In addition, RFCs’ compliance with the regulatory listing requirements by June 2011 would also provide greater access to funds, thereby boosting capital levels. Meanwhile, the liquidity levels are expected to moderate but remain adequate as RFCs seek to expand their loan portfolios.

On a separate note, transparency and corporate governance are expected to see improvements. The more frequent quarterly financial reporting required by the Colombo Stock Exchange (“CSE”) and the proposed amendments to the Finance Business Act are expected to enhance the transparency and corporate governance of each player in the sector. The propositions include strengthening the regulatory aspects of the business, providing the Central Bank of Sri Lanka (“CBSL”) with greater authority to regulate RFCs and increased public disclosure by RFCs.

The RFC sector represents a small proportion of the Sri Lankan financial sector; as at end-December 2009, it constituted 3.30% of the total assets of the financial system and currently comprises 36 players in the sector with a total of 412 branches (as at end-December 2010). The sector has always played a crucial role in the development of the small and medium enterprise (“SME”) sector in the country as well as the growth of the micro-finance sector. RFCs have been involved in the provision of essentially hire purchase (“HP”) and leases, of which vehicle financing is their forte. However, the sector faces competition in the provision of these products from the banks. With the government increasing its emphasis on facilitating the flow of funds to the underserved sectors of the economy and with a law to regulate the micro-finance institutions to be enacted, the SME segment has become increasingly attractive to the banks.

“Nevertheless, we opine that the convenience in obtaining loans from the RFC sector and the less stringent underwriting would continue to appeal to the high risk segment,” RAM said.

The sector’s performance showed moderate improvement in FY Mar 2010, driven by recovering macroeconomic fundamentals and better business sentiments. Margins are expected to broaden for the sector as the funding costs continue to ease and there has been an increasing trend towards high-yielding 3-wheeler financing and pawn-broking, as is the case for the RFCs in our portfolio. Meanwhile, tax savings such as the easing of the financial value-added tax (“VAT”) based on the new budget are expected to render higher profits for the sector. That said, aggressive branch expansion of RFCs could take a toll on profits over the medium term as new branches grapple to break even amidst intensified competition.

Noting that the industry’s asset quality indicators weakened in FY Mar 2010, However RAM said it believes these indicators remain skewed by the weak asset quality of a few large, troubled RFCs. “We note an increasing awareness among RFCs with regard to asset quality; as such, some players have made initiatives to curtail lending to high-delinquency segments and boost recoveries. These initiatives are expected to pay off in the long term together with the improving macroeconomic conditions,” RAM added.

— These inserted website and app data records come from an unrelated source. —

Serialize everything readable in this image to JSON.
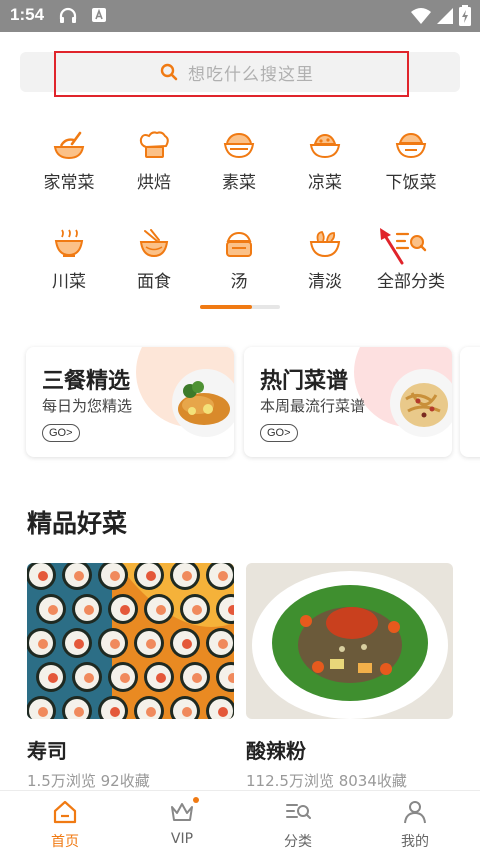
{
  "status_bar": {
    "time": "1:54"
  },
  "search": {
    "placeholder": "想吃什么搜这里"
  },
  "categories": [
    {
      "label": "家常菜",
      "icon": "home-dish-icon"
    },
    {
      "label": "烘焙",
      "icon": "chef-hat-icon"
    },
    {
      "label": "素菜",
      "icon": "veggie-bowl-icon"
    },
    {
      "label": "凉菜",
      "icon": "cold-dish-icon"
    },
    {
      "label": "下饭菜",
      "icon": "rice-bowl-icon"
    },
    {
      "label": "川菜",
      "icon": "hotpot-icon"
    },
    {
      "label": "面食",
      "icon": "noodles-icon"
    },
    {
      "label": "汤",
      "icon": "soup-pot-icon"
    },
    {
      "label": "清淡",
      "icon": "salad-bowl-icon"
    },
    {
      "label": "全部分类",
      "icon": "all-categories-icon"
    }
  ],
  "pager": {
    "active_fraction": 0.65
  },
  "features": [
    {
      "title": "三餐精选",
      "subtitle": "每日为您精选",
      "go": "GO>",
      "blob_color": "#fde6d8"
    },
    {
      "title": "热门菜谱",
      "subtitle": "本周最流行菜谱",
      "go": "GO>",
      "blob_color": "#fde0e0"
    }
  ],
  "section": {
    "title": "精品好菜"
  },
  "dishes": [
    {
      "name": "寿司",
      "meta": "1.5万浏览 92收藏"
    },
    {
      "name": "酸辣粉",
      "meta": "112.5万浏览 8034收藏"
    }
  ],
  "nav": {
    "tabs": [
      {
        "label": "首页",
        "icon": "home-icon",
        "active": true
      },
      {
        "label": "VIP",
        "icon": "crown-icon",
        "active": false
      },
      {
        "label": "分类",
        "icon": "category-search-icon",
        "active": false
      },
      {
        "label": "我的",
        "icon": "profile-icon",
        "active": false
      }
    ]
  },
  "colors": {
    "accent": "#f07a13",
    "highlight": "#e0242b"
  }
}
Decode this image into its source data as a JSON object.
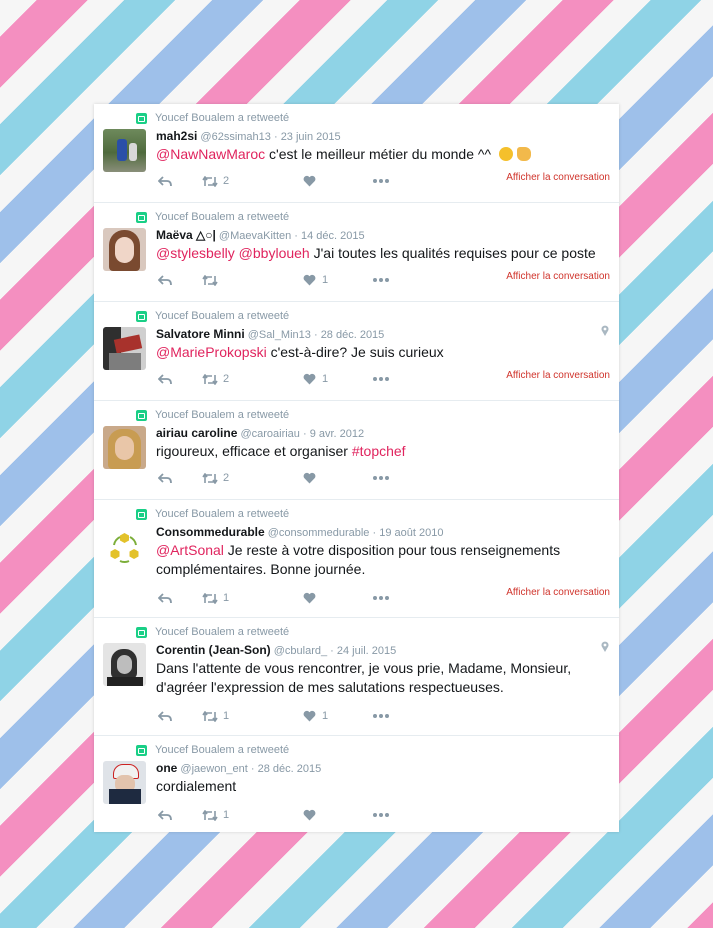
{
  "retweet_label": "Youcef Boualem a retweeté",
  "conversation_label": "Afficher la conversation",
  "accent_color": "#e0245e",
  "tweets": [
    {
      "name": "mah2si",
      "handle": "@62ssimah13",
      "date": "23 juin 2015",
      "mention": "@NawNawMaroc",
      "text": " c'est le meilleur métier du monde ^^ ",
      "hashtag": "",
      "retweets": "2",
      "likes": "",
      "location_icon": false,
      "conversation": true
    },
    {
      "name": "Maëva △○|",
      "handle": "@MaevaKitten",
      "date": "14 déc. 2015",
      "mention": "@stylesbelly @bbyloueh",
      "text": " J'ai toutes les qualités requises pour ce poste",
      "hashtag": "",
      "retweets": "",
      "likes": "1",
      "location_icon": false,
      "conversation": true
    },
    {
      "name": "Salvatore Minni",
      "handle": "@Sal_Min13",
      "date": "28 déc. 2015",
      "mention": "@MarieProkopski",
      "text": " c'est-à-dire? Je suis curieux",
      "hashtag": "",
      "retweets": "2",
      "likes": "1",
      "location_icon": true,
      "conversation": true
    },
    {
      "name": "airiau caroline",
      "handle": "@caroairiau",
      "date": "9 avr. 2012",
      "mention": "",
      "text": "rigoureux, efficace et organiser ",
      "hashtag": "#topchef",
      "retweets": "2",
      "likes": "",
      "location_icon": false,
      "conversation": false
    },
    {
      "name": "Consommedurable",
      "handle": "@consommedurable",
      "date": "19 août 2010",
      "mention": "@ArtSonal",
      "text": " Je reste à votre disposition pour tous renseignements complémentaires. Bonne journée.",
      "hashtag": "",
      "retweets": "1",
      "likes": "",
      "location_icon": false,
      "conversation": true
    },
    {
      "name": "Corentin (Jean-Son)",
      "handle": "@cbulard_",
      "date": "24 juil. 2015",
      "mention": "",
      "text": "Dans l'attente de vous rencontrer, je vous prie, Madame, Monsieur, d'agréer l'expression de mes salutations respectueuses.",
      "hashtag": "",
      "retweets": "1",
      "likes": "1",
      "location_icon": true,
      "conversation": false
    },
    {
      "name": "one",
      "handle": "@jaewon_ent",
      "date": "28 déc. 2015",
      "mention": "",
      "text": "cordialement",
      "hashtag": "",
      "retweets": "1",
      "likes": "",
      "location_icon": false,
      "conversation": false
    }
  ]
}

The capital adequacy ratios among the more established and sound RFCs moderated in FY Mar 2010 and 1H FY Mar 2011, on the back of resumed lending. However, as smaller RFCs infused capital to adhere to the minimum core capital regulatory requirement of LKR 200 million, capital adequacy levels for these companies ameliorated. The regulation requiring RFCs to list by June 2011 is expected to strengthen capitalisation levels further, going forward, for those who list by way of an initial public offering and the increased access to public funds thereafter.

Most of the RFCs in our portfolio have been able to maintain the minimum statutory liquid asset ratio of 10% as per CBSL regulations, and most companies that had curtailed lending last year had recorded liquidity ratios well above the regulatory minimum. However, as lending resumed, liquidity levels moderated. This is expected to continue into the future as companies seek to expand their loan portfolios. Deposits, on the other hand, remained the main funding source and demonstrated growth despite the run on deposits in FY Mar 2009. The industry is still exposed to funding risks due to the inherent mismatches in its long-term investments and shorter-tenured deposits. In this regard, its increased access to long-term banking lines will help mitigate these risks.